The Public Service Alliance of Canada is pleased to see that the federal government is taking the issue of violence against Aboriginal women seriously by launching an inquiry into Missing and Murdered Indigenous Women and Girls.
“Our union is committed to supporting the government inquiry and to standing up for the rights of all Indigenous women in Canada,” said Robyn Benson, PSAC National President.
PSAC advocates for an inquiry
Our union's members and activists have spent more than a decade advocating and rallying for a serious investigation into the fact that more that more than 1,200 Indigenous women and girls have been murdered or gone missing since 1980.
At PSAC’s most recent Triennial Convention, delegates voted unanimously to support a campaign to pressure the federal government to launch an inquiry and to support Indigenous women and girls.
National Aboriginal Peoples’ Circle
Members of PSAC’s National Aboriginal Peoples’ Circle were present at the Assembly of First Nations’ national council meeting today to hear the government’s announcement that it would be launching the inquiry.
Kathie Ostrihon, an Ojibwe woman from Sarnia and a member of the Circle, emphasized the importance of consulting with and listening to the families of the missing women.
“We are looking for our daughters, sisters, mothers, grandmothers, aunties and wives. No one knows better how this inquiry should be conducted than the families of these women. We've been asking for this inquiry for more than a decade,” said Ostrihon.

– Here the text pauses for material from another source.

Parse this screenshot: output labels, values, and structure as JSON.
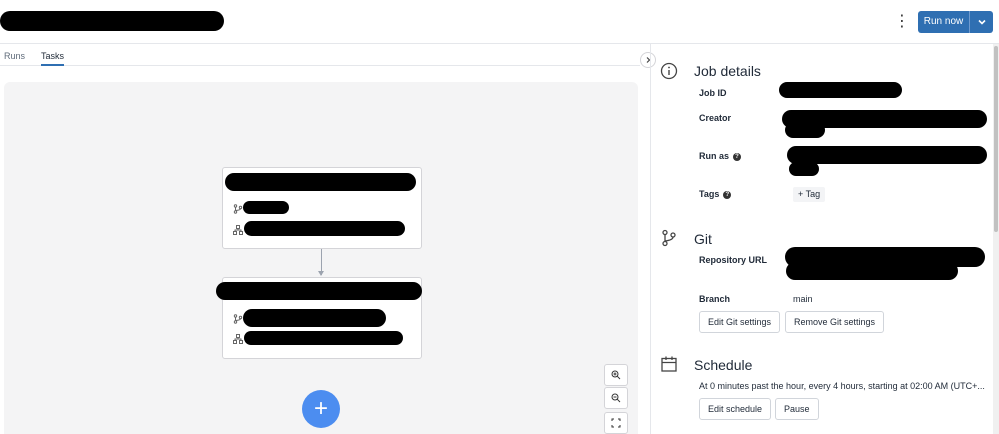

“That more than 1,200 Indigenous women have been murdered or gone missing is a national tragedy that merits serious investigation. We need to work together to uncover the root causes of violence against Indigenous women and make it stop,” concluded Benson.